  • requesting and accepting feedback,
  • defining rules of engagement, and
  • establishing a supportive work environment.
Stage 3: Norming

In the Norming stage, we start to see consensus forming. There’s agreement on the team, and responsibilities are clear and accepted. People are making decisions by consensus and delegating because there’s commitment and unity.

As leaders, we shift from commanding our team to facilitating and enabling our team’s success. A habitual, short team morning session should occur where any challenges or roadblocks are discussed (like a standup session in agile development). Encourage Norming by putting things in writing. Talk about the norms so that everyone knows what they’re doing and how things work on this team. Remember: norms are not obvious unless they are documented and agreed upon.

Stage 4: Performing

When teams reach the Performing stage, they have a high degree of autonomy. Yes, disagreements will occur, but they are resolved with trust and positivity. Team members look out for, and after, each other.

In this stage, leaders now delegate tasks and work on encouraging the professional development of our direct reports. We also fend off distractions or disruptions from outside the team, including organizational politics. With virtual teams, we need to remember that it’s easy to slip out of this stage and revert to earlier modes of operating. We can take things out of context or struggle with communication. With awareness and constant work, we can maintain the Performing stage on our global virtual teams.

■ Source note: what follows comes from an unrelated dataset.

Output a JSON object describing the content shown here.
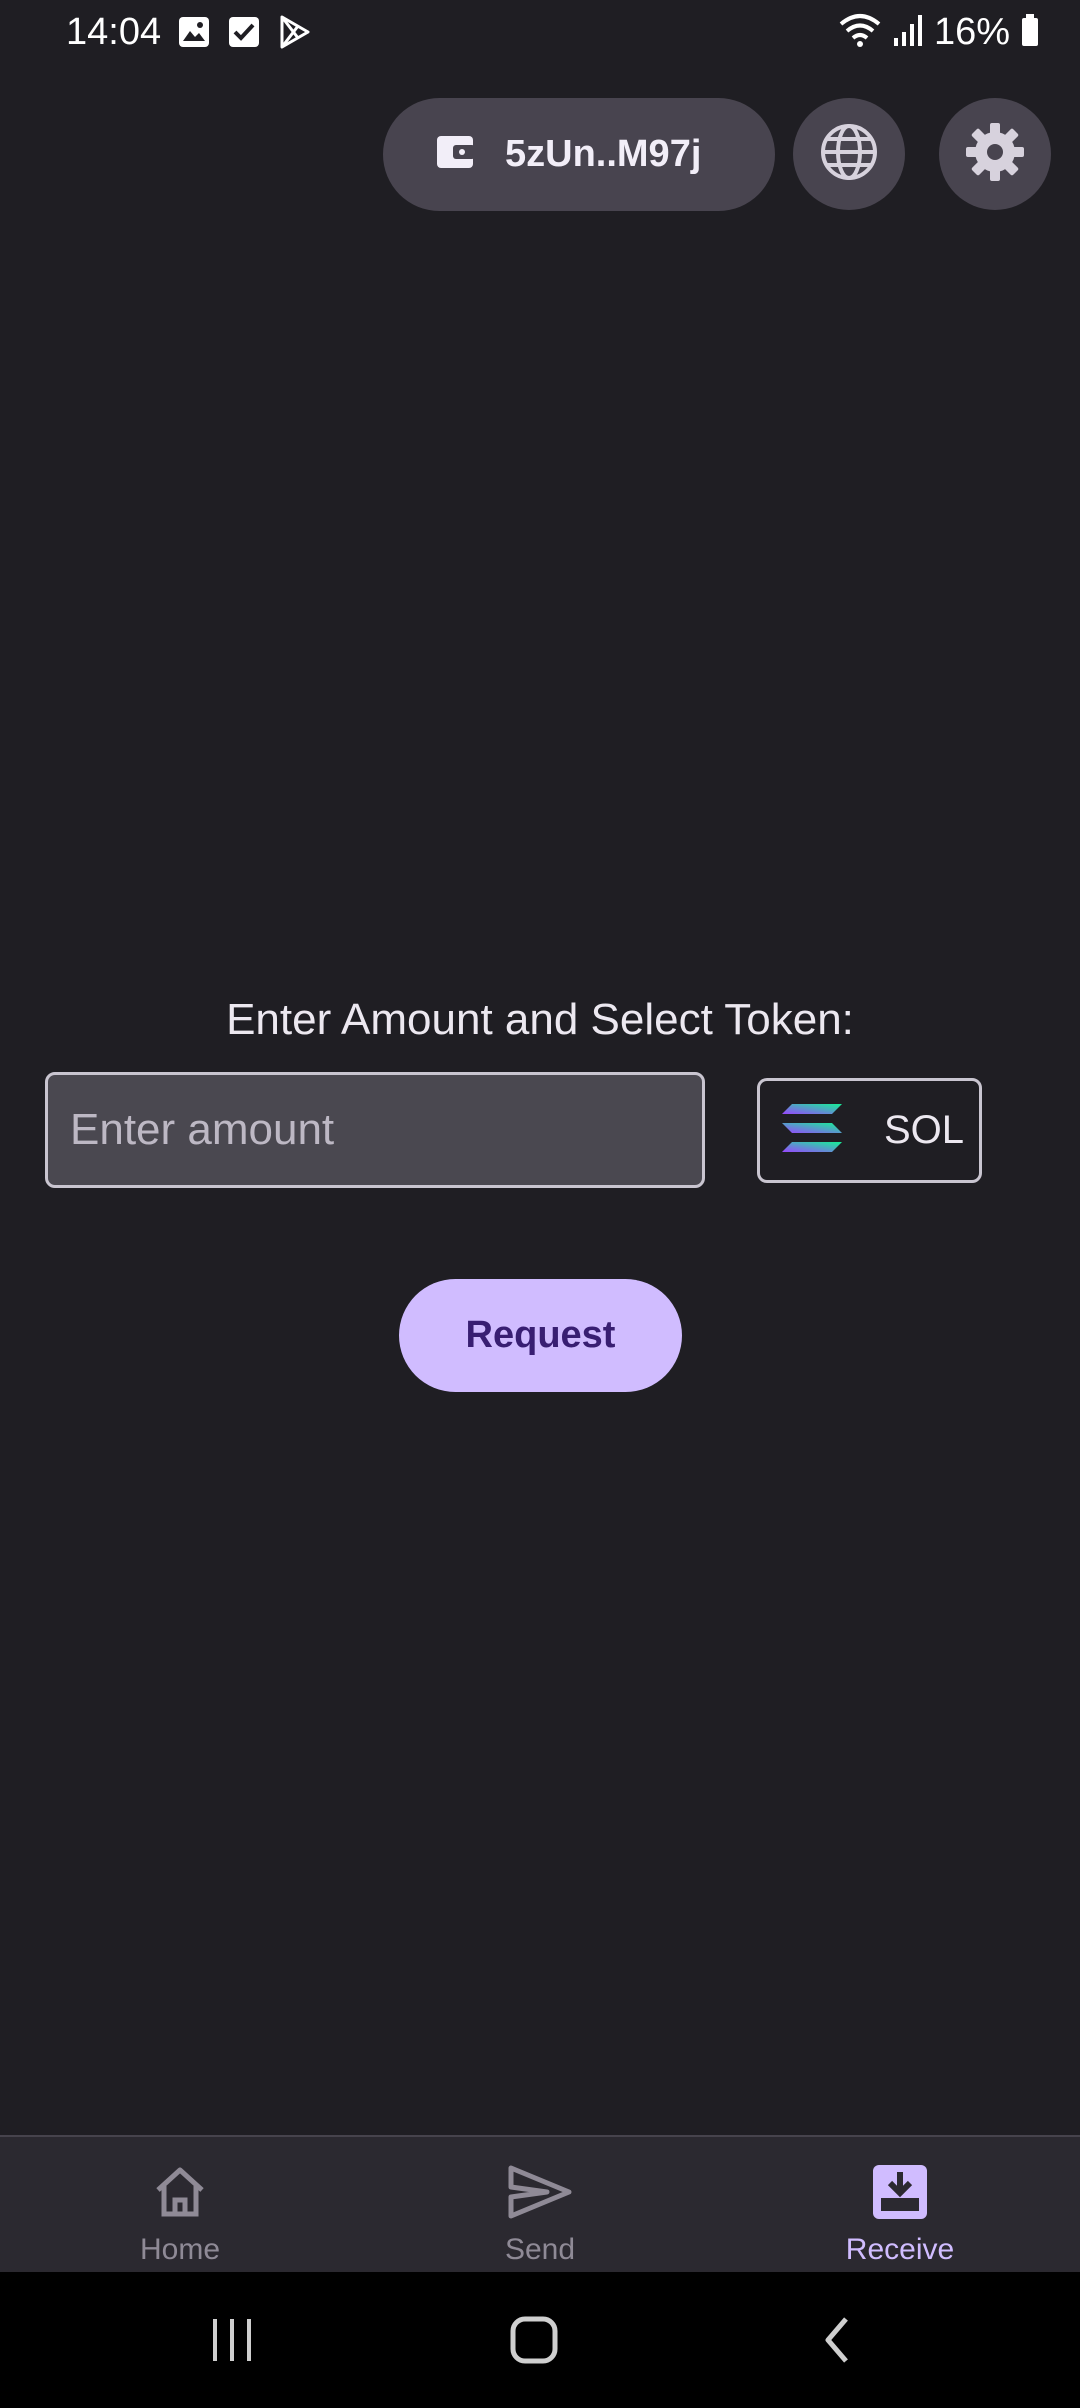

In the ongoing evolution of global hybrid work it’s imperative for organizations to adopt effective hybrid learning strategies from the outset. The hybrid work model is the cornerstone of the post-pandemic workplace, offering a blend of in-person and remote work that can enhance productivity, collaboration, and overall employee satisfaction.


Our research shows that there is a clear path forward to address the many challenges of hybrid work and to enhance organizational hybrid culture with collaboration. The path forward involves instructional experiences that bridge the gap between remote and in-office team members. If hybrid training is designed from the outset and delivered effectively, the outcomes for team members are as good as or better than any well-designed training delivery.


For more information about how to succeed in cultivating a strong hybrid work culture and to download our latest research report, visit https://www.insynctraining.com/hybrid-research.